## Work to be completed
Your answer should repeat the listing in full, with no line missing or altered.

## Extracted entries
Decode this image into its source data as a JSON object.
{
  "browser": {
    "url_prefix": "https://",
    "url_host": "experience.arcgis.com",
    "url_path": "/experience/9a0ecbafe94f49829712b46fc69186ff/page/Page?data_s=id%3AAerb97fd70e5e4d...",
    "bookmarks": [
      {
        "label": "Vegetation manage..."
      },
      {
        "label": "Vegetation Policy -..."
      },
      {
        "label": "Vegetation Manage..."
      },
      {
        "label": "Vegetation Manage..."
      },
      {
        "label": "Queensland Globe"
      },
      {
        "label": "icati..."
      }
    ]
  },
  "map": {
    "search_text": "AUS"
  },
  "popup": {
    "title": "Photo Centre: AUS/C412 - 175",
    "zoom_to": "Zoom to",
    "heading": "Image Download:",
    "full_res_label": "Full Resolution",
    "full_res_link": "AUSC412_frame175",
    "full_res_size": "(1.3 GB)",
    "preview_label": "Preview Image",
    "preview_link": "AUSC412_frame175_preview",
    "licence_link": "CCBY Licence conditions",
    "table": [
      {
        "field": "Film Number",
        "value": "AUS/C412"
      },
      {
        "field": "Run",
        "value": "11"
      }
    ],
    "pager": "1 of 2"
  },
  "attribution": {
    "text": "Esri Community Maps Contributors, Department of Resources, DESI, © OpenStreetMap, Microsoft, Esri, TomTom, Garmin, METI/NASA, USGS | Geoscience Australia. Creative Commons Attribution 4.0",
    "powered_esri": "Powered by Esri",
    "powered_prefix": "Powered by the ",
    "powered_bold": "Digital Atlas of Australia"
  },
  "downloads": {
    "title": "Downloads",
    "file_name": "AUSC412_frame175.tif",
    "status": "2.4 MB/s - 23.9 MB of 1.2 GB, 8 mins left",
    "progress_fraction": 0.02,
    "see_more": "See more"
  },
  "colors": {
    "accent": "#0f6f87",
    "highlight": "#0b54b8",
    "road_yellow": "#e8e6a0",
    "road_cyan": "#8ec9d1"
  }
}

## Solution to the exercise
Decode this image into its source data as a JSON object.
{
  "browser": {
    "url_prefix": "https://",
    "url_host": "experience.arcgis.com",
    "url_path": "/experience/9a0ecbafe94f49829712b46fc69186ff/page/Page?data_s=id%3AAerb97fd70e5e4d...",
    "bookmarks": [
      {
        "label": "Vegetation manage..."
      },
      {
        "label": "Vegetation Policy -..."
      },
      {
        "label": "Vegetation Manage..."
      },
      {
        "label": "Vegetation Manage..."
      },
      {
        "label": "Queensland Globe"
      },
      {
        "label": "icati..."
      }
    ]
  },
  "map": {
    "search_text": "AUS"
  },
  "popup": {
    "title": "Photo Centre: AUS/C412 - 175",
    "zoom_to": "Zoom to",
    "heading": "Image Download:",
    "full_res_label": "Full Resolution",
    "full_res_link": "AUSC412_frame175",
    "full_res_size": "(1.3 GB)",
    "preview_label": "Preview Image",
    "preview_link": "AUSC412_frame175_preview",
    "licence_link": "CCBY Licence conditions",
    "table": [
      {
        "field": "Film Number",
        "value": "AUS/C412"
      },
      {
        "field": "Run",
        "value": "11"
      }
    ],
    "pager": "1 of 2"
  },
  "attribution": {
    "text": "Esri Community Maps Contributors, Department of Resources, DESI, © OpenStreetMap, Microsoft, Esri, TomTom, Garmin, METI/NASA, USGS | Geoscience Australia. Creative Commons Attribution 4.0",
    "powered_esri": "Powered by Esri",
    "powered_prefix": "Powered by the ",
    "powered_bold": "Digital Atlas of Australia"
  },
  "downloads": {
    "title": "Downloads",
    "file_name": "AUSC412_frame175.tif",
    "status": "2.4 MB/s - 23.9 MB of 1.2 GB, 8 mins left",
    "progress_fraction": 0.02,
    "see_more": "See more"
  },
  "colors": {
    "accent": "#0f6f87",
    "highlight": "#0b54b8",
    "road_yellow": "#e8e6a0",
    "road_cyan": "#8ec9d1"
  }
}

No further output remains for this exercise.